Rush is one of the leading institutions in the world using the new technology
The first fundamental breakthrough in diagnostic ultrasound for the heart in more than a decade -- real-time Volumetric three-dimensional echocardiography -- is now available to instantaneously provide ultrasound scans of the whole heart, rather than a single isolated section.
Rush-Presbyterian-St. Luke's Medical Center, Chicago, is one of only nineteen institutions throughout the world using this technology, and is participating in several national studies to evaluate the use of standard echocardiography versus the new 3-D technology to measure left ventricular function both at rest and with exercise.
In the United States, over 14 million people a year undergo echocardiography. It is the most commonly performed test for heart related illnesses.

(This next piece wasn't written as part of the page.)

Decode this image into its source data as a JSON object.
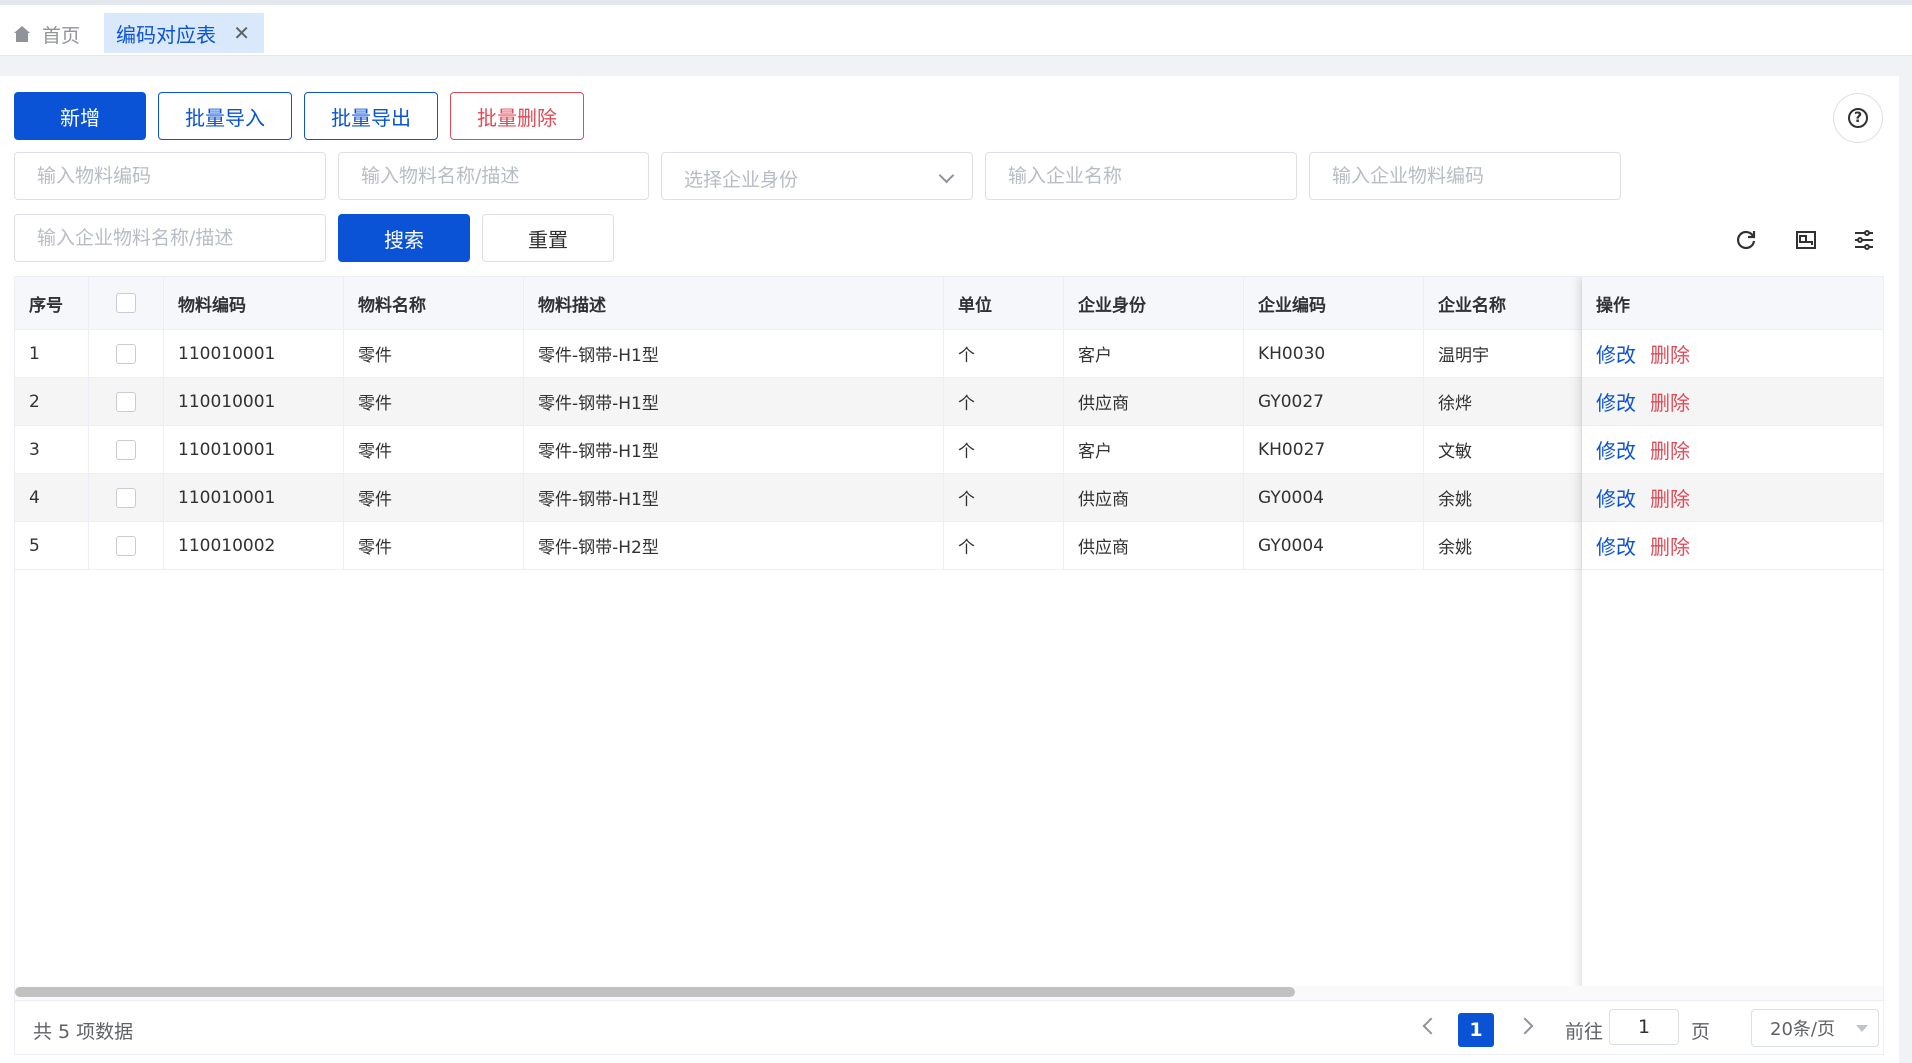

3-D echocardiography measures the size of each heart chamber, shows wall motion and scans the entire heart in the time it takes conventional echocardiography to acquire a single, two-dimensional image. While the image of the heart is displayed in two dimensions on a monitor, the computer sees and processes the image of the heart in three dimensions, allowing cardiologists to perform a complete examination of the structure and function of the entire heart from an infinite number of views.
Because the image is more anatomically correct and detailed, physicians are able
to make faster, more precise measurements, enhancing the accuracy of their
decisions. The additional information aids in determining the degree of heart
failure or wall damage. With this information, physicians can determine if the
patient's heart would benefit from cardiac bypass surgery, or is strong enough
to withstand chemotherapy if the patient needs it to treat cancer. It also can
provide more complete structural information to better assess whether a faulty
valve could be repaired surgically or must be
Contact: Bridget McManamon
Rush University Medical Center